Since 2014, hundreds of children in the U.S. have been afflicted with a condition called acute flaccid myelitis (AFM), which can cause paralysis. Researchers have not yet found the cause of AFM. This makes it difficult to develop prevention and treatment strategies. In a new study, evidence of infection with an enterovirus was found in about 80% of people with AFM. More work is needed to understand whether enterovirus infection contributes to AFM.

How disrupted sleep may lead to heart disease

Studies have linked poor sleep to an increased risk of heart disease and other health conditions. But the molecular mechanisms underlying the link between sleep and heart disease has been unclear. Researchers found that sleep disruption activates a molecule that triggers inflammation and leads to fatty buildup in mouse arteries. The findings underscore the importance of getting enough quality sleep to maintain heart health. It also suggests new targets for fighting heart disease.

Tracking the spread of Parkinson’s proteins from gut to brain

The brains of people with Parkinson’s disease contain abnormal clumps largely made up of the protein alpha-synuclein. Abnormal clusters of alpha-synuclein have also been found in the guts of people with Parkinson’s disease. Researchers were able to track alpha-synuclein from the gut to the brain by way of the vagus nerve in mice. Finding a way to stop the spread of this protein from gut to brain might help prevent Parkinson’s disease in people.

How brown fat improves metabolism

Brown fat breaks down blood sugar and fat molecules to create heat and help maintain body temperature. Researchers have been working to harness brown fat’s activity in order to treat metabolic diseases. A new study in mice provided key insights into brown fat’s effects on the body’s metabolism. The findings reveal molecular targets for developing new treatments for obesity, diabetes, and other metabolic disorders.

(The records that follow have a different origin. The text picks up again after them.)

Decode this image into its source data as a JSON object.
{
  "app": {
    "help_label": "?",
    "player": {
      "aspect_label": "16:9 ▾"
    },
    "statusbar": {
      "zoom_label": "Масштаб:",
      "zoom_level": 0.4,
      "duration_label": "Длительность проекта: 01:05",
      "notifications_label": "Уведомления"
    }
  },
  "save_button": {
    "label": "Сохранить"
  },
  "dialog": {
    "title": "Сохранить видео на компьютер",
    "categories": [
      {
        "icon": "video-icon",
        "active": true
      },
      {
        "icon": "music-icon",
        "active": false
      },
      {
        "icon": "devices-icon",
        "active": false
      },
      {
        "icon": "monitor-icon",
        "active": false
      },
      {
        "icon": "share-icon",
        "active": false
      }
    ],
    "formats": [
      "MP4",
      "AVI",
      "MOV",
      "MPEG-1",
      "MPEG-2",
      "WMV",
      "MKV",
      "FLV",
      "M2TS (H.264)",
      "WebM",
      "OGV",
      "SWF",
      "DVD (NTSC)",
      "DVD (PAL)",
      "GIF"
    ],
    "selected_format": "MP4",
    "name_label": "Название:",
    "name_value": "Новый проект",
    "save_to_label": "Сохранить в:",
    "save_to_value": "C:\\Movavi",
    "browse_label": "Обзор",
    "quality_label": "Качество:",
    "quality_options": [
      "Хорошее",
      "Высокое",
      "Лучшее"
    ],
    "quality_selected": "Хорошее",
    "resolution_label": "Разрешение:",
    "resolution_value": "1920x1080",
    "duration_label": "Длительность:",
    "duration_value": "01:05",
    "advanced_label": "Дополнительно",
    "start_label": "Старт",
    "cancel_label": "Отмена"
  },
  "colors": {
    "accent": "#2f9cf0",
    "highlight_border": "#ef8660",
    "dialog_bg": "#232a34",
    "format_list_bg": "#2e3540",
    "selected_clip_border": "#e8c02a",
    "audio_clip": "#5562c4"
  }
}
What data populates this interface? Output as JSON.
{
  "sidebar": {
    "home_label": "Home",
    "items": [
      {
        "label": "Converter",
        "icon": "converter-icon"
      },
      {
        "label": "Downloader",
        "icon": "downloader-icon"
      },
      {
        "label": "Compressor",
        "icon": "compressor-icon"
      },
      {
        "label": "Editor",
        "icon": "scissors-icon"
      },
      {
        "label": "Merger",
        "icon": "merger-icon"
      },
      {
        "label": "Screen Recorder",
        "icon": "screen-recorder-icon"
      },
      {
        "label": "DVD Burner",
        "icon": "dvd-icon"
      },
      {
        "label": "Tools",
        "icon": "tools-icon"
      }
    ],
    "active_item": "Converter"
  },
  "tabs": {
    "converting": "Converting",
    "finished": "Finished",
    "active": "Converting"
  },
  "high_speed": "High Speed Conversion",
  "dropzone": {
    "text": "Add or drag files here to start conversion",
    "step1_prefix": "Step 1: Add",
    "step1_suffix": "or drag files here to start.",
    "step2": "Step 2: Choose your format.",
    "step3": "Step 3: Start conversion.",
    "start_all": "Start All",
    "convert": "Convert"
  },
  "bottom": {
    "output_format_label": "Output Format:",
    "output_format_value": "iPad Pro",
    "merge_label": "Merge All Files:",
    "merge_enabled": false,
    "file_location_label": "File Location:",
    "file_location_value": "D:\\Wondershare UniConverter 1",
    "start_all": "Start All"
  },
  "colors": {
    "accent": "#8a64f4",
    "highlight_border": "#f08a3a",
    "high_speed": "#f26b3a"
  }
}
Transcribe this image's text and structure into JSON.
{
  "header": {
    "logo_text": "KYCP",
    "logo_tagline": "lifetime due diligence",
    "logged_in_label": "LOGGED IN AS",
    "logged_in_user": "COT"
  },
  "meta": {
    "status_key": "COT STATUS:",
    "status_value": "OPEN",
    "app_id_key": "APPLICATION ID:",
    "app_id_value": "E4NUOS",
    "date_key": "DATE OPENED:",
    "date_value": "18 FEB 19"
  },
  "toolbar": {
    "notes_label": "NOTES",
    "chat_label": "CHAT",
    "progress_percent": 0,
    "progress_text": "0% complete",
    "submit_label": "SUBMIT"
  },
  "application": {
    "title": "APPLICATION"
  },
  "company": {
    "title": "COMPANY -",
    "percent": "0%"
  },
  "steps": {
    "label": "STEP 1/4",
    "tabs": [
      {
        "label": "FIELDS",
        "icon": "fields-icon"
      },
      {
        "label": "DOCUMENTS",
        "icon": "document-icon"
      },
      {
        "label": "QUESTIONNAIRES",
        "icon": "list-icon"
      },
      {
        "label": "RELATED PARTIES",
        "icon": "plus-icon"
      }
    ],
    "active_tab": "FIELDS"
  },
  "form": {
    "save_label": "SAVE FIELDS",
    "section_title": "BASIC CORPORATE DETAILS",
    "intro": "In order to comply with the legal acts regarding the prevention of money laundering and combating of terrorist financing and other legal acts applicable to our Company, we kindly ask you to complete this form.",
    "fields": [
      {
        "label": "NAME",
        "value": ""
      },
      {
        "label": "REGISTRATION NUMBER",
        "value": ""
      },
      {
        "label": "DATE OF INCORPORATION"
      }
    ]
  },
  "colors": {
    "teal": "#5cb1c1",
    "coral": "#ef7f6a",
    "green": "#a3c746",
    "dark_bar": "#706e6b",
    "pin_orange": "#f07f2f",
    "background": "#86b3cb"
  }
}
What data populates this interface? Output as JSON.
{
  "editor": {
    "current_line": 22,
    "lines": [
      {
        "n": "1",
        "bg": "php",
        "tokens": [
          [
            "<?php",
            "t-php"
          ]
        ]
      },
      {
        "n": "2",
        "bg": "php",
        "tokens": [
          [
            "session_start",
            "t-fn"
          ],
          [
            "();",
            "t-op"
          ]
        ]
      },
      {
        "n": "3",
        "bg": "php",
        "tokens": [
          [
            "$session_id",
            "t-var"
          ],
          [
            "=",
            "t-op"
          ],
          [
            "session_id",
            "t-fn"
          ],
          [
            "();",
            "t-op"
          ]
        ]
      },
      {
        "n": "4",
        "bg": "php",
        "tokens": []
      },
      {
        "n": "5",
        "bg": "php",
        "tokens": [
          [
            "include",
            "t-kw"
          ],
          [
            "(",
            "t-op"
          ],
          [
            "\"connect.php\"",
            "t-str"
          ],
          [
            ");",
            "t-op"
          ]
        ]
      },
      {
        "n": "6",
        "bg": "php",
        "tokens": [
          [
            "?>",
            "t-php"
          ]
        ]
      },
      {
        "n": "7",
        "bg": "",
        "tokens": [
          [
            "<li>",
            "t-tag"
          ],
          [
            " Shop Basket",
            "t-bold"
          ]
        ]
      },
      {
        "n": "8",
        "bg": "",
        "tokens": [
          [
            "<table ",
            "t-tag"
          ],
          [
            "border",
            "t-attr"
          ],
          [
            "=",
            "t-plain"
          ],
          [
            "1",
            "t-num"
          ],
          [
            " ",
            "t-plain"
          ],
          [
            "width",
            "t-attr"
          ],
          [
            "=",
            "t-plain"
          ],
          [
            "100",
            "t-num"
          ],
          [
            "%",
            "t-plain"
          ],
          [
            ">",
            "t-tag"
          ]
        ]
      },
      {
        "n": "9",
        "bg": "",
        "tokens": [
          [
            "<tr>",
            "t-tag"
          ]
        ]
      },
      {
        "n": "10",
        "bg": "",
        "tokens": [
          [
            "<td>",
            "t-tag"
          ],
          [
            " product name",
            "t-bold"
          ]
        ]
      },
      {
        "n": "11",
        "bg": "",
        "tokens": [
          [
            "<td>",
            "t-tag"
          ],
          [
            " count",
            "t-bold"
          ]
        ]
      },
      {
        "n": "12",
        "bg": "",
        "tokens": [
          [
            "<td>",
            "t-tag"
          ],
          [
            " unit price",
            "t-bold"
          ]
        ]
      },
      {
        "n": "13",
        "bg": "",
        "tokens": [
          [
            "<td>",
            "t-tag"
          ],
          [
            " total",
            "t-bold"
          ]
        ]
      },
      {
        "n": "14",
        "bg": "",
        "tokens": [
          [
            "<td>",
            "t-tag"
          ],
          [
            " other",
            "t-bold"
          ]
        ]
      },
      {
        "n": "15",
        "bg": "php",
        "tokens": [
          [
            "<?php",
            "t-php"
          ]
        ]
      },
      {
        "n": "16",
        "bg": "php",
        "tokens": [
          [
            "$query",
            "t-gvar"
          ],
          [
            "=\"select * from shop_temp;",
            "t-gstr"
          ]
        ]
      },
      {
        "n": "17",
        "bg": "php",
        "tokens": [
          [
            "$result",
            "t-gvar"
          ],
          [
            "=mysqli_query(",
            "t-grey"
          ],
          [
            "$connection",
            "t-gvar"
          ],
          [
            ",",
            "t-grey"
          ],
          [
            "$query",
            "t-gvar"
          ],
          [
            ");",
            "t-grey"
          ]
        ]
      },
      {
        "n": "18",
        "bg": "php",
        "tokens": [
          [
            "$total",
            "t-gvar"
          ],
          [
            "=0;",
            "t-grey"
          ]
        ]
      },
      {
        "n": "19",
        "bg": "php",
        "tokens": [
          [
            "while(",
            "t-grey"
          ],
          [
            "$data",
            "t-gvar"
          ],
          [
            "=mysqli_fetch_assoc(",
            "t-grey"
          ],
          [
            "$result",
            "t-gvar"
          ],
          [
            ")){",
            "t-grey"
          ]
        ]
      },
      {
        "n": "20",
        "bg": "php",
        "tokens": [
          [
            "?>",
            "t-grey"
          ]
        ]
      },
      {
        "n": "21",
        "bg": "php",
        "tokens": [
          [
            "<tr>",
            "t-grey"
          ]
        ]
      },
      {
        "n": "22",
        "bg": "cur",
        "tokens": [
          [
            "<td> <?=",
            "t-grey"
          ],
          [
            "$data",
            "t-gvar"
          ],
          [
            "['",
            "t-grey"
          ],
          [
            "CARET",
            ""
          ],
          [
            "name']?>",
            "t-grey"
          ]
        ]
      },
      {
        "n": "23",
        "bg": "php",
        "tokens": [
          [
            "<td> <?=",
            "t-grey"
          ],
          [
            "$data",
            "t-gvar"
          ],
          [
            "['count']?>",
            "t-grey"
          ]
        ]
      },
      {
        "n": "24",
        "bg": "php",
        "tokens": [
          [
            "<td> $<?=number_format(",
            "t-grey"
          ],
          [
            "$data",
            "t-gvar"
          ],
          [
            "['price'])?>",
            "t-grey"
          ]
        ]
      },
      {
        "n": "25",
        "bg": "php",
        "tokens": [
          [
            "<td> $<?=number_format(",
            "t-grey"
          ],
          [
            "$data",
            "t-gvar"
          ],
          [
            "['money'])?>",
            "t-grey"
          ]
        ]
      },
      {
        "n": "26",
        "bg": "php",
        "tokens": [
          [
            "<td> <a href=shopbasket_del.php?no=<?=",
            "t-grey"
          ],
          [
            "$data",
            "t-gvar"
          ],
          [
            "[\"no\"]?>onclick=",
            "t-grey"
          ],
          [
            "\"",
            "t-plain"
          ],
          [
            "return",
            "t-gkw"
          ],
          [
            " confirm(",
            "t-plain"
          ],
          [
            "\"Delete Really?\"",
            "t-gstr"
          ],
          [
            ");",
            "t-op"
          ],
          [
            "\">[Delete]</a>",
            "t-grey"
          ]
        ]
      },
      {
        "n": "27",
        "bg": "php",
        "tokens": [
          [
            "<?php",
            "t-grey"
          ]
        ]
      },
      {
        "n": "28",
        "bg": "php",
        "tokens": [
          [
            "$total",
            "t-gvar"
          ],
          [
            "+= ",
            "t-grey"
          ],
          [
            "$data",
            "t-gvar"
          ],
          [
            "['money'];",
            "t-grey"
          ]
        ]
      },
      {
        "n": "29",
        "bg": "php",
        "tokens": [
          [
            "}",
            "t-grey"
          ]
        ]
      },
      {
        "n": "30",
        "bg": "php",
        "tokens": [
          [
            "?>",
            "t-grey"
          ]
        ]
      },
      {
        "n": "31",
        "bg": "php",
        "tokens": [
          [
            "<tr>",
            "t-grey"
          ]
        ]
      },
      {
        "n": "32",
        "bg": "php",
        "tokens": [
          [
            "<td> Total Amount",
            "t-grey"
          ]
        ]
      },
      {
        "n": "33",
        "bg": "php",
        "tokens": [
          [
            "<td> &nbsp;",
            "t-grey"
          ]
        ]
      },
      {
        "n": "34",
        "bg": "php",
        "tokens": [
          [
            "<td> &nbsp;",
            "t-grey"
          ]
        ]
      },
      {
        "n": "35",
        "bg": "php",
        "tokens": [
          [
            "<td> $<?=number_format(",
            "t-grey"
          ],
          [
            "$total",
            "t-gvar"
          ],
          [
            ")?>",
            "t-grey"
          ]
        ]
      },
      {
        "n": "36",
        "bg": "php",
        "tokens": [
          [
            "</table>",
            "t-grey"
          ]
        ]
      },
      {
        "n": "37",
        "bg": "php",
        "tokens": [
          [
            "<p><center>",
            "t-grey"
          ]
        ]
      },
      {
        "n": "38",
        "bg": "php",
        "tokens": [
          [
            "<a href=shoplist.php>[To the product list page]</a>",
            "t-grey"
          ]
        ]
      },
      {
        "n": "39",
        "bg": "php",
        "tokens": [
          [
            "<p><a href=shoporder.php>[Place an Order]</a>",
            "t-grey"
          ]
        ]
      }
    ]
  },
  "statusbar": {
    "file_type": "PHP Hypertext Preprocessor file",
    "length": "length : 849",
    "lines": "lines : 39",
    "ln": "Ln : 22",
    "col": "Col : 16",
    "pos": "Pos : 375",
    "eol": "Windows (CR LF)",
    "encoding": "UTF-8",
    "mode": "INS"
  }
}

Blocking a pathway to heart failure

More than 5.6 million adults in the United States are living with heart failure, where the heart can’t pump enough blood to meet the body’s needs. Researchers identified a molecular pathway with higher activity in older adults and in people with heart failure. Blocking this pathway with a drug improved heart function in mice with heart failure. The study's findings may help pave the way for new approaches to treat heart failure in people.

How cancer vesicles breach the blood-brain barrier

The blood-brain barrier helps protect the brain from threats like infection. But cancer cells can sometimes get past it and establish metastatic tumors in the brain. Researchers discovered how small particles from cancer cells called extracellular vesicles cross the blood-brain barrier to make the brain more hospitable to metastatic tumors. Understanding this process could guide strategies to stop brain metastases as well as methods to deliver drugs to the brain.

Scientists create speech using brain signals

Technology has helped people who can’t speak to communicate through devices that translate head or eye movements into speech. But these systems are slow and laborious to use. Scientists used brain signals recorded from patients with epilepsy to program a computer to mimic natural speech. Listeners could accurately identify more than half of the synthesized words. This advance could one day help certain patients without the ability to speak to communicate more easily.

Nanoparticle robots sweep away biofilms

A biofilm is a layer of microbes that can grow on many kinds of surfaces, including inside the body. Infections that involve biofilms are challenging to treat, because the microbes in a biofilm live together in a protective, sticky matrix. Researchers developed magnetic nanoparticle robots that can destroy and remove biofilms from surfaces. After further development, this technology could provide a new method of biofilm removal for teeth, medical implants, and medical devices.